Cooper’s portrayal of Kyle is so spot-on that it is like Cooper channeled Kyle’s spirit. Although I have never met Kyle, I have seen video of him in various interviews. Cooper and Kyle are similar heights, but Cooper’s portrayal goes way beyond that. His Texas accent, peculiar to a Texan who has spent some time in the military, is amazing. In the combat scenes, Cooper moves calm and purposeful. When fighting house-to-house, he’s a frogman on fire. When he lets his anger out on the weights, that’s really Cooper squatting what looks like 400 pounds—real weights. But like Kyle, especially back in the States, Cooper rounds his broad shoulders and makes himself small, less threatening. Cooper’s acting was so consistent, that I believed I was watching Chris Kyle throughout the film.
His relationship with his wife, played by Sienna Miller, comes off as real to me—alpha male and alpha female whose relationship teeters from the awkwardness of meeting for the first time to warm familiarity—then returning to the awkwardness of meeting again after long separation—a testament to the fine acting of Sienna Miller. She also has to relate to a man who is sometimes away at war even when he is at home sitting beside her. I believe Miller’s performance gives insight into Chris Kyle that he could not immediately see without the benefit of her perspective.
I would’ve liked a little more military realism in this movie. For example, military units seemed globbed together in a way that makes it difficult to recognize which unit is which. Also, some of the weapons handling, particularly from the large group of actors playing Marines, was less tactical than it should be. For me, the movie Platoon was more militarily realistic than American Sniper. Even so, there was enough realism in American Sniper to keep me invested.
For people who want a movie with a jacked-up soundtrack, slick presentation, and Hollywood pacing, they will be disappointed.

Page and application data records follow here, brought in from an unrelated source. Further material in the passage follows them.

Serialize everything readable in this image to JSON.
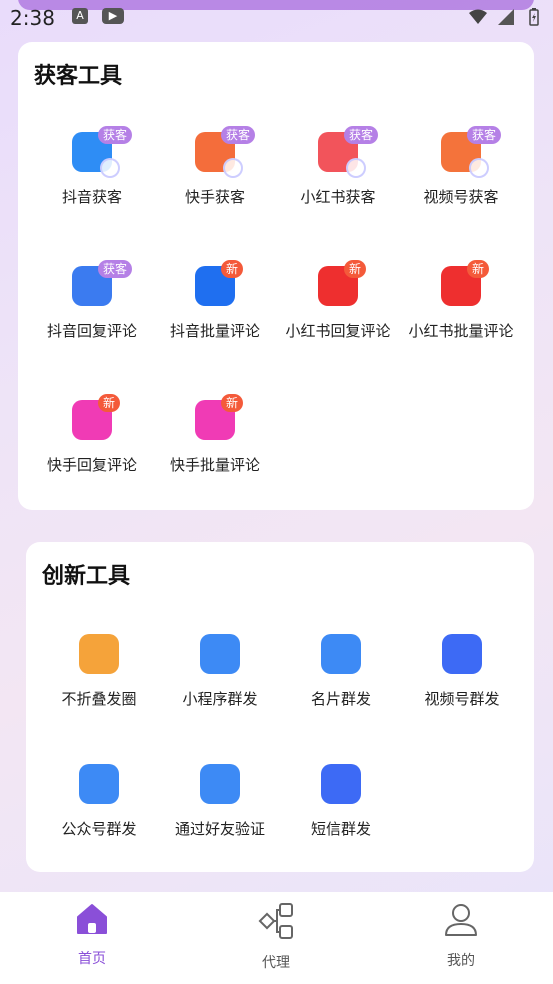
{
  "status": {
    "time": "2:38"
  },
  "section1": {
    "title": "获客工具",
    "tools": [
      {
        "label": "抖音获客",
        "badge": "获客",
        "badge_type": "purple",
        "icon": "douyin-icon",
        "color": "#2e8df5"
      },
      {
        "label": "快手获客",
        "badge": "获客",
        "badge_type": "purple",
        "icon": "kuaishou-icon",
        "color": "#f46d3b"
      },
      {
        "label": "小红书获客",
        "badge": "获客",
        "badge_type": "purple",
        "icon": "xiaohongshu-icon",
        "color": "#f2545b"
      },
      {
        "label": "视频号获客",
        "badge": "获客",
        "badge_type": "purple",
        "icon": "shipinhao-icon",
        "color": "#f4733b"
      },
      {
        "label": "抖音回复评论",
        "badge": "获客",
        "badge_type": "purple",
        "icon": "douyin-reply-icon",
        "color": "#3b7bf0"
      },
      {
        "label": "抖音批量评论",
        "badge": "新",
        "badge_type": "red",
        "icon": "douyin-batch-icon",
        "color": "#1f6ff0"
      },
      {
        "label": "小红书回复评论",
        "badge": "新",
        "badge_type": "red",
        "icon": "xhs-reply-icon",
        "color": "#ee2f2f"
      },
      {
        "label": "小红书批量评论",
        "badge": "新",
        "badge_type": "red",
        "icon": "xhs-batch-icon",
        "color": "#ee2f2f"
      },
      {
        "label": "快手回复评论",
        "badge": "新",
        "badge_type": "red",
        "icon": "kuaishou-reply-icon",
        "color": "#f03bb5"
      },
      {
        "label": "快手批量评论",
        "badge": "新",
        "badge_type": "red",
        "icon": "kuaishou-batch-icon",
        "color": "#f03bb5"
      }
    ]
  },
  "section2": {
    "title": "创新工具",
    "tools": [
      {
        "label": "不折叠发圈",
        "icon": "moments-icon",
        "color": "#f5a33a"
      },
      {
        "label": "小程序群发",
        "icon": "paper-plane-icon",
        "color": "#3d8af5"
      },
      {
        "label": "名片群发",
        "icon": "card-share-icon",
        "color": "#3d8af5"
      },
      {
        "label": "视频号群发",
        "icon": "tv-icon",
        "color": "#3d6af5"
      },
      {
        "label": "公众号群发",
        "icon": "official-account-icon",
        "color": "#3d8af5"
      },
      {
        "label": "通过好友验证",
        "icon": "friend-verify-icon",
        "color": "#3d8af5"
      },
      {
        "label": "短信群发",
        "icon": "sms-icon",
        "color": "#3d6af5"
      }
    ]
  },
  "nav": {
    "items": [
      {
        "label": "首页",
        "icon": "home-icon",
        "active": true
      },
      {
        "label": "代理",
        "icon": "agent-icon",
        "active": false
      },
      {
        "label": "我的",
        "icon": "profile-icon",
        "active": false
      }
    ],
    "active_color": "#8a4fd8"
  }
}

And for those who are intent on bad-mouthing military men and women, I am not sure why they would see such a movie in the first place—they will be frustrated. This film is quite real, taut, and at its own pace, a tribute to a great patriot.
Many people have seen the news and know what becomes of Chris Kyle. For those who have not, be warned and read no further. What follows is a spoiler. After the film ends and the credits roll, a reverent tune is played in memorial to Kyle. Actual footage is shown of his funeral at the Dallas Cowboys stadium and the long procession of cars that headed south for his burial. In the movie theater, one woman lacked the class to stay seated until this memorial piece finished on the screen. She walked out while everyone else in the packed theater sat respectfully. The memorial piece ended and the rest of the credits rolled silently. Some people clapped, and I did not know what to do. Do I keep quiet out of respect for the deceased, or do I applaud a great film and a great warrior? Others seemed conflicted, too. I clapped, as did less than half of the theater. Quiet or applauding, aside from the one woman, I appreciated the audience’s attitude—made me proud to live here. As the credits rolled silently, we filed out of the theater. There was a solemn feeling in the air—a heaviness. I felt some of the loss and the tragedy of Kyle’s passing. My prayers are with his wife, Taya, and their children. Long live the Legend. I strongly recommend that you see American Sniper.